I mistakenly thought I could just get some machines and start doing it ’cause I could draw a little bit. I did, like, two or three tattoos and realized I was never going to figure this out on my own. So I went looking for an apprenticeship, and after getting a ton of doors slammed in my face, finally found one.
Where did you apprentice?
I kind of had two apprenticeships. My first year was at Emerald City Tattoo in Seattle. Tony Johns and Aaron

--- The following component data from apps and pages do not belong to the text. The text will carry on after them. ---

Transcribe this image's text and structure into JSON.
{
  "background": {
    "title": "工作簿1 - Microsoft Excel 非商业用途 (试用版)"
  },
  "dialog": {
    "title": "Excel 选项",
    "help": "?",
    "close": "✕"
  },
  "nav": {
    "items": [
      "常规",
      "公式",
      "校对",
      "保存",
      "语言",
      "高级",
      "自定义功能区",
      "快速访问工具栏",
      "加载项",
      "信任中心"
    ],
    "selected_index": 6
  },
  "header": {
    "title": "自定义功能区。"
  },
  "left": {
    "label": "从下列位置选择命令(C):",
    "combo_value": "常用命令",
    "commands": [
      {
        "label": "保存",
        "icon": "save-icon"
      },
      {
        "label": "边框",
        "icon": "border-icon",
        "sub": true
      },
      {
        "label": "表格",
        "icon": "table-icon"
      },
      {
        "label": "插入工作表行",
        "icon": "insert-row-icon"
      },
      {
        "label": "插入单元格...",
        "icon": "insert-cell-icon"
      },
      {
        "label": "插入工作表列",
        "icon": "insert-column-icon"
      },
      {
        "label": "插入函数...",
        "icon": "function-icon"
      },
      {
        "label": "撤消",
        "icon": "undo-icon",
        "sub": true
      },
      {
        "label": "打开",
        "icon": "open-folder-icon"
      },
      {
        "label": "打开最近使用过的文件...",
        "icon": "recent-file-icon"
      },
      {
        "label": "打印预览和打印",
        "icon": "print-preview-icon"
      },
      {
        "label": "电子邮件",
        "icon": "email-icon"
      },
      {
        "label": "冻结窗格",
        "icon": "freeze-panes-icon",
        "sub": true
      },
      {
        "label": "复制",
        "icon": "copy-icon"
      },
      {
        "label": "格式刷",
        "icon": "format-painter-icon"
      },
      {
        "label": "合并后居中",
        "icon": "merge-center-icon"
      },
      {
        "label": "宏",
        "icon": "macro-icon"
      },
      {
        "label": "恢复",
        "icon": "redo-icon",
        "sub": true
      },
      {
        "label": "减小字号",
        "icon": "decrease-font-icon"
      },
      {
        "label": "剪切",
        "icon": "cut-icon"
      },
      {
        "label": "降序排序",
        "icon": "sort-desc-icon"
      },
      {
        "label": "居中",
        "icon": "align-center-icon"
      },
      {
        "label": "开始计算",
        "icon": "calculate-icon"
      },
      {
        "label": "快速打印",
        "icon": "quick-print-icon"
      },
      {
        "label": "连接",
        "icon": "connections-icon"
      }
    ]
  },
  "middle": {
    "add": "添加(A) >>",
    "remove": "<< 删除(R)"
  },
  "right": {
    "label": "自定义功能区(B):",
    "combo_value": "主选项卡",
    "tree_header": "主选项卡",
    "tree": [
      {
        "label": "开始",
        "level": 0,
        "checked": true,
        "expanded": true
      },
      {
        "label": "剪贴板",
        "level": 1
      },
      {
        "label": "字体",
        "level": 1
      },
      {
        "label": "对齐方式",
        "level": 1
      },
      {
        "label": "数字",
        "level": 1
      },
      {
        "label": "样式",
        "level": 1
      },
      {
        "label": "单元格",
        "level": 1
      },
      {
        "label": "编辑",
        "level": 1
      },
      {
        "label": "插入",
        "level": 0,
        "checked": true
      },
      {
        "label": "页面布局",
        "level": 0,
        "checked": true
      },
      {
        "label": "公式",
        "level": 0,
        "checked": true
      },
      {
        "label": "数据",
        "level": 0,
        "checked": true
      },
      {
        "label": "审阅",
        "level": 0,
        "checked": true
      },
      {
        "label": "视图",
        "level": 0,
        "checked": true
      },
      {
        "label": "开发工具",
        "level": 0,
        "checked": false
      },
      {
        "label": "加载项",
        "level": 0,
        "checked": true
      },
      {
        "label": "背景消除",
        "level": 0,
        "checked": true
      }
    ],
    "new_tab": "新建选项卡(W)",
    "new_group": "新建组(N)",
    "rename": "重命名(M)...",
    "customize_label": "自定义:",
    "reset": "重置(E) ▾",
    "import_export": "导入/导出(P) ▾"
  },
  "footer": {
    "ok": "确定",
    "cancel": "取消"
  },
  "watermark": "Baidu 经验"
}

Amundsen owned the shop and brought me on board, but it was Ego who took me under his wing and taught me about as much as you could learn in a year. Aaron also ran a small supply company, which was cool, ’cause he showed me how to make needles, mix pigment, assemble machines, and all that good stuff. Then I moved to Denver and somehow got a job at Twisted Sol. I don’t know how this happened, ’cause I’d only been tattooing a year and was pretty terrible, and at that time Twisted Sol was easily the best shop in Denver. Mike Nickels said he saw some potential in me and gave me a shot. The next three years, Big Mike, Lee Ball (RIP), and the whole TS crew really whipped me into shape. It was like tattoo boot camp—11-hour days, always busy, working with great artists. That was an invaluable learning experience.
What conventions have you worked at?
San Francisco/Bay Area convention, London, Long Beach, Austin, Barcelona, Nantes [France], Rochester, Sacramento, Berlin, Hollywood, Seattle, Detroit, and probably a few more I’m forgetting right now. I’ve gotten to meet a lot of my personal heroes and artists I admire at conventions. And when you get that many tattooers together in one place there’s always some really good parties.
How do you describe your style?
I do pretty traditional tattoos, but I try to add a little refinement and enough of my own twist on things
that they’ll hopefully be recognizable as mine. I also like to do Japanese-style tattoos.
What inspires you as an artist?
I try to be open to inspiration from anything, really—you never know.
What sets you apart from other artists?
I don’t know—I really try not to compare myself with other artists, I just try to do the best possible tattoo I can tattoo every time, and keep moving forward with my work.
What other mediums do you work in?
I also work with watercolor.
How have you branched out from tattooing?
I don’t think I’ve really branched out from tattooing. At this point in my career everything I do artistically is related to tattooing and/or motivated by my desire to get better at tattooing.
What tattoo artists do you admire most?
I admire all the classic tattooers who came before me and made what I do possible. A few of my personal favorites are Sailor Jerry, Owen Jensen, Bob Wicks, Bert Grimm, Cap Coleman, and Ben Corday.
What kind of tattoos do you look forward to doing?
Some of my favorite things to do are girls, flowers, and almost any animal, especially tigers, wolves, snakes, eagles, panthers, etc.
Before someone gets a tattoo, what advice do you give them?
I like to tell people the part of the process they have complete control over is choosing the artist they want to
tattoo them. Once they’ve made that choice they should give that artist their idea and then let them do their thing with it. That’s how you’ll end up with the best tattoo, and get a tattoo that has the qualities that attracted you to that artist in the first place.
Is there a tattoo that you haven’t done yet that you are dying to do?
My ultimate fantasy is to find a client with no tattoos that would let me do a bodysuit of traditional